> _Activity_: Every line below that includes "name" counts toward the total. Report that total alone.

○ ○ ○ ○ ○

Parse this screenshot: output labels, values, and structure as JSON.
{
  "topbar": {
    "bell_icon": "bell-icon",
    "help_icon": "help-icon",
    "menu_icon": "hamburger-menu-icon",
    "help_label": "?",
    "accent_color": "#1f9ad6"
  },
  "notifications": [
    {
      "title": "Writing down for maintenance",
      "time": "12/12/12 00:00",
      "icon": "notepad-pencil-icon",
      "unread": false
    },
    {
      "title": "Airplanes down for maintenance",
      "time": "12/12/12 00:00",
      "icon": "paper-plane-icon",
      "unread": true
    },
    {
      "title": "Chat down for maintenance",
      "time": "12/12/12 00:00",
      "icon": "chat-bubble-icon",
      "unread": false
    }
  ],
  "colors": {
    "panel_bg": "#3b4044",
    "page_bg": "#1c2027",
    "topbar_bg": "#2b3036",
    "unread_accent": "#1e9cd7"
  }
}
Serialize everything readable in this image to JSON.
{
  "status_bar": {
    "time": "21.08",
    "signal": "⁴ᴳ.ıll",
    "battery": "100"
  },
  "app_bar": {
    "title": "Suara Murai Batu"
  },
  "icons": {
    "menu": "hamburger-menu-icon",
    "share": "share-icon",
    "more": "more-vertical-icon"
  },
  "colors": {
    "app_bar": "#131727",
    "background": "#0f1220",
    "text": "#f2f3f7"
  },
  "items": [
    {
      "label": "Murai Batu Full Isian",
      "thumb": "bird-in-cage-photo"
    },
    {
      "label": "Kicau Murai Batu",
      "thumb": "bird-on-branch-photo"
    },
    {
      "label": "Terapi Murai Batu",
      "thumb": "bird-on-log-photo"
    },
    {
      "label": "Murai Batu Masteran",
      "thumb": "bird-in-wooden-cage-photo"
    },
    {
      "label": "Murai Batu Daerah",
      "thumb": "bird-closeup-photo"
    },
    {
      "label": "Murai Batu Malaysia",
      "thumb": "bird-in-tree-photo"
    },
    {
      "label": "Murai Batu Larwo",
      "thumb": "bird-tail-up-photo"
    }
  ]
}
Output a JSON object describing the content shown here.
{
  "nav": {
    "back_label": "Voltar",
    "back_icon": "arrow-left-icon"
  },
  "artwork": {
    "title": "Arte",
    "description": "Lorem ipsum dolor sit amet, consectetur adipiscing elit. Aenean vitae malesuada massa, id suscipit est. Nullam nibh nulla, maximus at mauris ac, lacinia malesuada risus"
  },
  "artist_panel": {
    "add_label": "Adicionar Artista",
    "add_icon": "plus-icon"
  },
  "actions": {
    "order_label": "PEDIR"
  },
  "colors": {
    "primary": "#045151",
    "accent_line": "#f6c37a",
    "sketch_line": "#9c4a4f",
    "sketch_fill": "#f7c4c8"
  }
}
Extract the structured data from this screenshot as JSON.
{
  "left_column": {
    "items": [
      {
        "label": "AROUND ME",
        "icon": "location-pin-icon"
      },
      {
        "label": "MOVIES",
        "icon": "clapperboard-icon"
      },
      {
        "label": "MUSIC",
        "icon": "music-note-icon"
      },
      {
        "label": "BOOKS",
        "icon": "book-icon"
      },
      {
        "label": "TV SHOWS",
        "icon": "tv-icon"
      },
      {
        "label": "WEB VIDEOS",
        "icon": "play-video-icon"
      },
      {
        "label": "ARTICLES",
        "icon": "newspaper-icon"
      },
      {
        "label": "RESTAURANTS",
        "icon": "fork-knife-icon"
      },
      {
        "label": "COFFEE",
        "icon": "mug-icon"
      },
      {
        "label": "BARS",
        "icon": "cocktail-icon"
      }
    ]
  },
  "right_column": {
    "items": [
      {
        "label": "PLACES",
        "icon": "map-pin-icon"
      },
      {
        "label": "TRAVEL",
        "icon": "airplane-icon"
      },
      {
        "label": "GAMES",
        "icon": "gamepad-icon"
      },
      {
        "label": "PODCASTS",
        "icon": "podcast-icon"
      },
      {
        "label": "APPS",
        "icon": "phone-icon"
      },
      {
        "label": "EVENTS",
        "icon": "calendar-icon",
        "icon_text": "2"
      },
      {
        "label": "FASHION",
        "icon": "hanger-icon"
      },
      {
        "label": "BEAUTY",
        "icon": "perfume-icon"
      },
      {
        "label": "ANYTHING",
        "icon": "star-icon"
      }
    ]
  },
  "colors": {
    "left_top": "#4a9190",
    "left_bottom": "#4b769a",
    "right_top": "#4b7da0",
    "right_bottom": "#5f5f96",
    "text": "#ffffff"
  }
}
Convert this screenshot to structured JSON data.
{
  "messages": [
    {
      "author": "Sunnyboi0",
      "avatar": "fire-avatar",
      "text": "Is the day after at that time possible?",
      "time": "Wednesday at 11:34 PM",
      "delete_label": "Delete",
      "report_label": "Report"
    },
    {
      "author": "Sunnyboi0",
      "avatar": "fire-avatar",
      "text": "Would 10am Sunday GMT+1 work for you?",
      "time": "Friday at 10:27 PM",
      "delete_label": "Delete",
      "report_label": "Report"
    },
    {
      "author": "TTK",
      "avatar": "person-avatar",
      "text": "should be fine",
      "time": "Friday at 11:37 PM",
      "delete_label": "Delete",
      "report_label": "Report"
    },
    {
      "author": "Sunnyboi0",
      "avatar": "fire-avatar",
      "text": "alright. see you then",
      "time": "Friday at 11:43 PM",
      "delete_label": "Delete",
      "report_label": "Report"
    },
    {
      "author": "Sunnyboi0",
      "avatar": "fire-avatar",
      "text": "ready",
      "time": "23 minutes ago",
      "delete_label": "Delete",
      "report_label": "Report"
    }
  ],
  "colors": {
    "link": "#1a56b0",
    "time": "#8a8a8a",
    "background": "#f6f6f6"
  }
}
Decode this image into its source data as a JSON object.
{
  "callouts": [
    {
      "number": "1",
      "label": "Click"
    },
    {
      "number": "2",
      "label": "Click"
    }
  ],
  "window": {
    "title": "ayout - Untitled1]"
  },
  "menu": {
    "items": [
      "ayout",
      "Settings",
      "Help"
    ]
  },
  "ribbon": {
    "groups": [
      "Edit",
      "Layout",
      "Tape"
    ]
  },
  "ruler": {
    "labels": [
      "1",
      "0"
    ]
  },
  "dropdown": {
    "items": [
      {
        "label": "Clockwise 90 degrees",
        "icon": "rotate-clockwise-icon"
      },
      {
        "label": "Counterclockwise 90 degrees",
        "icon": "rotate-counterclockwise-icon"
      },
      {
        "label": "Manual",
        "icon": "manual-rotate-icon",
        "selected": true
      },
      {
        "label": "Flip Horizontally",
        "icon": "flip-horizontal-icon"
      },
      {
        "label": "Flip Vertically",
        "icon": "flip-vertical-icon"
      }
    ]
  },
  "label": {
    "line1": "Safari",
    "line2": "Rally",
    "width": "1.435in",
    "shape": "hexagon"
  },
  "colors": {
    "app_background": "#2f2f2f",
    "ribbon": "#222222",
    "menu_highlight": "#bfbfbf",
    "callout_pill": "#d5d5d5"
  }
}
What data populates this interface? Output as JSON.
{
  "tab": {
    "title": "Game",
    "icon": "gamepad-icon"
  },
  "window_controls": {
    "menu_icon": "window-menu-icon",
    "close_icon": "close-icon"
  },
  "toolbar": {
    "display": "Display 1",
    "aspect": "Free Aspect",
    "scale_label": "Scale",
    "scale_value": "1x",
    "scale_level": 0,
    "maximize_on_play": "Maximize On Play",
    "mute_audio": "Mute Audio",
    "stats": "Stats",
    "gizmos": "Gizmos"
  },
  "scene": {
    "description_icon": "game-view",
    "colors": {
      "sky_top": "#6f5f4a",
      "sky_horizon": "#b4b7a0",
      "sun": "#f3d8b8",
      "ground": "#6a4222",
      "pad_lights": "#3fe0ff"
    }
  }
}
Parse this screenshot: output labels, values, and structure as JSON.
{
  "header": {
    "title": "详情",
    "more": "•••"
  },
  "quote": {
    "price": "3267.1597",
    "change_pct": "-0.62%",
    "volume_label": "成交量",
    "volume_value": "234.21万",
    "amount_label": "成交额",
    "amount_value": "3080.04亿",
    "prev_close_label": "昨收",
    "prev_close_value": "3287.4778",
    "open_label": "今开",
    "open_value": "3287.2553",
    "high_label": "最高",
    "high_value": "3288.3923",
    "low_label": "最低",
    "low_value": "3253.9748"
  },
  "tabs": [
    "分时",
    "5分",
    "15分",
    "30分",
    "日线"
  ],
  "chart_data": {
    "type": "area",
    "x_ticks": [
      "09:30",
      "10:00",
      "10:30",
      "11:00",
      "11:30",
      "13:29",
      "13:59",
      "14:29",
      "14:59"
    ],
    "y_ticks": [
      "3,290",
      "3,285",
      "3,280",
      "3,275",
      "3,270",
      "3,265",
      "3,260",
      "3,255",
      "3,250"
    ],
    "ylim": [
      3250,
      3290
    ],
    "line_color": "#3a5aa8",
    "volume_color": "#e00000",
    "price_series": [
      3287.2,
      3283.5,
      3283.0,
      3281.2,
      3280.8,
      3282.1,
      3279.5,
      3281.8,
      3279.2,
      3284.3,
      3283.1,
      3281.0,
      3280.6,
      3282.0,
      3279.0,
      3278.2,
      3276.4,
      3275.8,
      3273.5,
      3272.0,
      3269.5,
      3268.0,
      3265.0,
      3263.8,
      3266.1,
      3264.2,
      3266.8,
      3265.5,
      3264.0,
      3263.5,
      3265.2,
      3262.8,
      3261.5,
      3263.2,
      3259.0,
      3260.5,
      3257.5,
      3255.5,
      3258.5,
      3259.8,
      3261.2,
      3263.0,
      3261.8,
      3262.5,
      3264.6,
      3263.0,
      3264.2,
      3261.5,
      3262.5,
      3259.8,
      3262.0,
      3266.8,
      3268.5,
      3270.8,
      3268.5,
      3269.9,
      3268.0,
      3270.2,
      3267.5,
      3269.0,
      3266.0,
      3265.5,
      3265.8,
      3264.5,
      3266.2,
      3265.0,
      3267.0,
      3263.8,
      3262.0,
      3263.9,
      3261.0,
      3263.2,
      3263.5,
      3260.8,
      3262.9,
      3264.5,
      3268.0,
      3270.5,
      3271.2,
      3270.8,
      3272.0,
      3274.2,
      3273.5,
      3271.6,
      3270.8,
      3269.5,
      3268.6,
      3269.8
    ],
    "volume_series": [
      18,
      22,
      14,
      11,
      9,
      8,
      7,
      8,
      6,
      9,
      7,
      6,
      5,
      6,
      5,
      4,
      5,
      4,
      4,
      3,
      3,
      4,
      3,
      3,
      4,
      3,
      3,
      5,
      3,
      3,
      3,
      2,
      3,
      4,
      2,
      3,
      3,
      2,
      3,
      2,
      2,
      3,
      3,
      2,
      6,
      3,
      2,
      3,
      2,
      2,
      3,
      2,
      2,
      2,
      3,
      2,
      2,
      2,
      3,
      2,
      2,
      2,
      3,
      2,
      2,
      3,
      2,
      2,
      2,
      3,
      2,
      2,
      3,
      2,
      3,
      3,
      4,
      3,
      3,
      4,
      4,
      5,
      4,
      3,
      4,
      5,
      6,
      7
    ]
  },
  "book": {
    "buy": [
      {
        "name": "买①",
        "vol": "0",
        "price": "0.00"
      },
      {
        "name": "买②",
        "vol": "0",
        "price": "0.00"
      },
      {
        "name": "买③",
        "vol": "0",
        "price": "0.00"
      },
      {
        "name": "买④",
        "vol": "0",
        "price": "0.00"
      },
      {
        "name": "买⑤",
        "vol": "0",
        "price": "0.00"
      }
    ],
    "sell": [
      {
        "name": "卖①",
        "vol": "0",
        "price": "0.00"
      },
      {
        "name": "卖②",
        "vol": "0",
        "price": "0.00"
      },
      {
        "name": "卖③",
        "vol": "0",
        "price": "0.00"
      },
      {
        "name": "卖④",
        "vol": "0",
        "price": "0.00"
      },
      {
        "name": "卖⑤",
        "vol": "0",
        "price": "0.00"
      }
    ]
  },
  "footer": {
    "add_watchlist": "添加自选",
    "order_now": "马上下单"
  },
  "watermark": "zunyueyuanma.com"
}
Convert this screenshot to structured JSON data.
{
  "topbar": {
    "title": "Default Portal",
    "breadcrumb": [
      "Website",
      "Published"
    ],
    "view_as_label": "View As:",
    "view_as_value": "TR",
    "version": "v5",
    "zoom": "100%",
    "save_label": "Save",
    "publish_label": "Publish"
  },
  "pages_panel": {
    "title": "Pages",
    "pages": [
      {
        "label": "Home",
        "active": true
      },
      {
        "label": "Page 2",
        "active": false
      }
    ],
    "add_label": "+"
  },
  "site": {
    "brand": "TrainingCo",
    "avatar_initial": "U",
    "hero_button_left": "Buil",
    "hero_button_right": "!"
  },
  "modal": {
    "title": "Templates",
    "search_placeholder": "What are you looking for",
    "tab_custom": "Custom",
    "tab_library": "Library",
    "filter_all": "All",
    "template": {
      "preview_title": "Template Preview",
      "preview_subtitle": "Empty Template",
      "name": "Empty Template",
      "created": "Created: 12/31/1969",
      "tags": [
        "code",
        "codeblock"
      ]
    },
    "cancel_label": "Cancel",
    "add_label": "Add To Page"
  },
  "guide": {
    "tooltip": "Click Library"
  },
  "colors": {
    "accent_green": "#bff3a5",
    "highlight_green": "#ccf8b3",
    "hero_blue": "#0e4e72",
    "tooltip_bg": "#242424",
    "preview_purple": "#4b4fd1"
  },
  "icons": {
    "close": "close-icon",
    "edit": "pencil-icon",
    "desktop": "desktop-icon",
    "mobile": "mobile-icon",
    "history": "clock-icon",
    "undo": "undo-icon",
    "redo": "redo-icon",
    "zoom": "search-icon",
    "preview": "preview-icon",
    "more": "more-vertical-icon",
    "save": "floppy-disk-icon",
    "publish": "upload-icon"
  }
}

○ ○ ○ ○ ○

> _Response_: 11